== WORK INSTRUCTIONS ==
Every line below that mentions the word "PlaitBoard" should be copied out.
***** DATA RECORDS
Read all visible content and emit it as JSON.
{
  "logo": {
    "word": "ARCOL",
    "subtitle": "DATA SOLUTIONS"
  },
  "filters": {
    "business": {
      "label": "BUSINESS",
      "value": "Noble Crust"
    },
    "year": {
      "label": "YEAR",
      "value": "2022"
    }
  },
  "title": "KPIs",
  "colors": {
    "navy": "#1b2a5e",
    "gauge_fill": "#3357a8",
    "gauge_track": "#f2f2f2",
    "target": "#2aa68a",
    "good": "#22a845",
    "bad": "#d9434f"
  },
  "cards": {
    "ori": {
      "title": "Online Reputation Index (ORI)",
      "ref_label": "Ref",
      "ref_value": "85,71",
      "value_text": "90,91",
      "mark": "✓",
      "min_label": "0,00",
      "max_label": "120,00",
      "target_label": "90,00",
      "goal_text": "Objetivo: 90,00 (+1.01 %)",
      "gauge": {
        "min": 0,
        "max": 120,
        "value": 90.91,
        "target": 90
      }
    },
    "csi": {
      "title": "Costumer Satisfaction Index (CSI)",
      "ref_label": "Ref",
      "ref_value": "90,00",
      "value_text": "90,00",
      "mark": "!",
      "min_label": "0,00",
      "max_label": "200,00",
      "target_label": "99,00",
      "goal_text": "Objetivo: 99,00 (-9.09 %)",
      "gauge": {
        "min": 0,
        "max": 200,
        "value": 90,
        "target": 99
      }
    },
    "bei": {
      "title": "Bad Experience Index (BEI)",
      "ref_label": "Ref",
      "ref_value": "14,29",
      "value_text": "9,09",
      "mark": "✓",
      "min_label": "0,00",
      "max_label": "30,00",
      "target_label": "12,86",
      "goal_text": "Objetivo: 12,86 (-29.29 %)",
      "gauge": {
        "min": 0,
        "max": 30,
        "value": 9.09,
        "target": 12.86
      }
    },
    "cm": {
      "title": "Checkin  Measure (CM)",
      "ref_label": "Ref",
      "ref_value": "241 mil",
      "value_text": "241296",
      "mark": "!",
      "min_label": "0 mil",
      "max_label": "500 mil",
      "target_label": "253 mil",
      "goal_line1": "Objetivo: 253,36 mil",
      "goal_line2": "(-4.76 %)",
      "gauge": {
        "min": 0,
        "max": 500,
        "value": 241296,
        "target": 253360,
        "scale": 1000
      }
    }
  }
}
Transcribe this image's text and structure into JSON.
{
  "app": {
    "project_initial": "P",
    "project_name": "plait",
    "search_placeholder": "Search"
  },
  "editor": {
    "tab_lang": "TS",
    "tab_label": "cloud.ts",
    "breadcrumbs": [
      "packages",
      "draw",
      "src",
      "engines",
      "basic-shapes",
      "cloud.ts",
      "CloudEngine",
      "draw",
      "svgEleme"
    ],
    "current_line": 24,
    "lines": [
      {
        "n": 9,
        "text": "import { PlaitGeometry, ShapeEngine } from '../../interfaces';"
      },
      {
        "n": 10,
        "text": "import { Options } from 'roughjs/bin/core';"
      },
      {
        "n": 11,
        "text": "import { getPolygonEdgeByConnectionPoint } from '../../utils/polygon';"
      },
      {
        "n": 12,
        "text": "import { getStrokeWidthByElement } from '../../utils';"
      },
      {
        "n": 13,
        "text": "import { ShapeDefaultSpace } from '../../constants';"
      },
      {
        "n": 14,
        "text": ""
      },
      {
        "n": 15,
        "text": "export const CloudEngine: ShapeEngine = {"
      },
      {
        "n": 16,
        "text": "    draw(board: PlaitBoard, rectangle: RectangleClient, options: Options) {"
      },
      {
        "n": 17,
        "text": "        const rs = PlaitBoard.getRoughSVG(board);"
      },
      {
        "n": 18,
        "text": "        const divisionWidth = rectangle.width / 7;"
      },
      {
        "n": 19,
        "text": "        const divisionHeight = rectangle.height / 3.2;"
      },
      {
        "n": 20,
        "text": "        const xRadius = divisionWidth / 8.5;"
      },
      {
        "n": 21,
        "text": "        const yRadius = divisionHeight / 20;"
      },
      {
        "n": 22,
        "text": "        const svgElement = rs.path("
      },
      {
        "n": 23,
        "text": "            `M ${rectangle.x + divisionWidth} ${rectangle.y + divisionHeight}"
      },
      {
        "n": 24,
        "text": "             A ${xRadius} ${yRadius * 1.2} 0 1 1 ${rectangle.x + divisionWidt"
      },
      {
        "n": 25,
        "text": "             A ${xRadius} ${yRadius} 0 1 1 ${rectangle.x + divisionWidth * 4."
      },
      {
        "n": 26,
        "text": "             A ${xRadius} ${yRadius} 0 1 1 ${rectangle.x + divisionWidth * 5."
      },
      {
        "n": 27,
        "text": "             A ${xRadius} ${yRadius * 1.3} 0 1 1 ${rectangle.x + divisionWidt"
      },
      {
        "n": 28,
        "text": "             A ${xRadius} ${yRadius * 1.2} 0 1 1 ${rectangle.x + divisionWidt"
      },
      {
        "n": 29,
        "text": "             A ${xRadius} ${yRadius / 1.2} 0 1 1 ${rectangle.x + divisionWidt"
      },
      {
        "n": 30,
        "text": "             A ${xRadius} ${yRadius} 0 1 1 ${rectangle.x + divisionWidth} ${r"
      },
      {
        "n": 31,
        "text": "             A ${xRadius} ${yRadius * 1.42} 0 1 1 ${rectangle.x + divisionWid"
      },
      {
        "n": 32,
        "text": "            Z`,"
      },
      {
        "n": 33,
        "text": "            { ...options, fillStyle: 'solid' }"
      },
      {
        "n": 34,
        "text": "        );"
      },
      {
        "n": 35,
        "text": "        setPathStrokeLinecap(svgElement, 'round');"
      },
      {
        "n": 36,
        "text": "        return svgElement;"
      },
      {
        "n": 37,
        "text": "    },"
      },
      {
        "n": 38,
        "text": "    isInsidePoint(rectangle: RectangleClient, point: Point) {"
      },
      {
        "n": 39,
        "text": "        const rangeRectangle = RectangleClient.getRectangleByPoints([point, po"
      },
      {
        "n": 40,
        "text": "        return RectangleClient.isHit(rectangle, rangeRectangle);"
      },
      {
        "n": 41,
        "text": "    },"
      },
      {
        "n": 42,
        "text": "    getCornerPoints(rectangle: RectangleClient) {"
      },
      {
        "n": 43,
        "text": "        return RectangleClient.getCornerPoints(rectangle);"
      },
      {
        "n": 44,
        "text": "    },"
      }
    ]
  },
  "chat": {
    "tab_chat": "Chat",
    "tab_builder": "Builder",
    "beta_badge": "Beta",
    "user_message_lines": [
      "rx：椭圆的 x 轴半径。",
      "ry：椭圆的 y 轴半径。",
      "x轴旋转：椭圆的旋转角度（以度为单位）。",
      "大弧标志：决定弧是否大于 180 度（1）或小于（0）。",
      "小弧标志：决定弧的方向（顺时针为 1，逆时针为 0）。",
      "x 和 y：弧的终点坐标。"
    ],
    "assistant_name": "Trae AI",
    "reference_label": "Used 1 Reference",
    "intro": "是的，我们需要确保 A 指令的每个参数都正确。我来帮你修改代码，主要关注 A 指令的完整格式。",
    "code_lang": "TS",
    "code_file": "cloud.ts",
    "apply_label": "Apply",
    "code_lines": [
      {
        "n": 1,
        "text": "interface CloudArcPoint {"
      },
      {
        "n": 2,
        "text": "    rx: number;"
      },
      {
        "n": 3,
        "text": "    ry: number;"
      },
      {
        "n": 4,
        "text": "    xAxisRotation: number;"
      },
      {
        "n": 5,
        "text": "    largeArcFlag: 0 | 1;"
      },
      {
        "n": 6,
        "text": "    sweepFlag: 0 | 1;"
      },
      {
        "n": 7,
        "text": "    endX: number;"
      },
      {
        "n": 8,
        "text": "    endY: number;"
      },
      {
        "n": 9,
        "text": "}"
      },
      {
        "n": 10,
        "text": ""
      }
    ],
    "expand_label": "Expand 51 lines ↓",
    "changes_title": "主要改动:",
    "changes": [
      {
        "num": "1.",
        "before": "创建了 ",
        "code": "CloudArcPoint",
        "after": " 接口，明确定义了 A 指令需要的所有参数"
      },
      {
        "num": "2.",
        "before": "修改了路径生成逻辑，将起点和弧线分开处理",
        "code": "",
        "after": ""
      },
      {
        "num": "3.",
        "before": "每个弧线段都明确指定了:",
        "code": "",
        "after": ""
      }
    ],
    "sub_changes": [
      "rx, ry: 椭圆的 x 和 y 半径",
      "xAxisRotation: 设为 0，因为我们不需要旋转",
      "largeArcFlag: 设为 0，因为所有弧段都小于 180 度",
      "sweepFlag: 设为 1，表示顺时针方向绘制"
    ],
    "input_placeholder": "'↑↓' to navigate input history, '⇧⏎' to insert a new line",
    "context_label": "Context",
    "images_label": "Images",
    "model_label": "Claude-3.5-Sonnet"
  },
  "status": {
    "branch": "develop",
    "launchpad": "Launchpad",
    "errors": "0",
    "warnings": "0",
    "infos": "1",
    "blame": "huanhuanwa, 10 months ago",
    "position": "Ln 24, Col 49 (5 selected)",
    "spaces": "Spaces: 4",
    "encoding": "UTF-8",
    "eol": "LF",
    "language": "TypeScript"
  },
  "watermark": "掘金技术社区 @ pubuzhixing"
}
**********
== WRITTEN ANSWER ==
        "text": "    draw(board: PlaitBoard, rectangle: RectangleClient, options: Options) {"
        "text": "        const rs = PlaitBoard.getRoughSVG(board);"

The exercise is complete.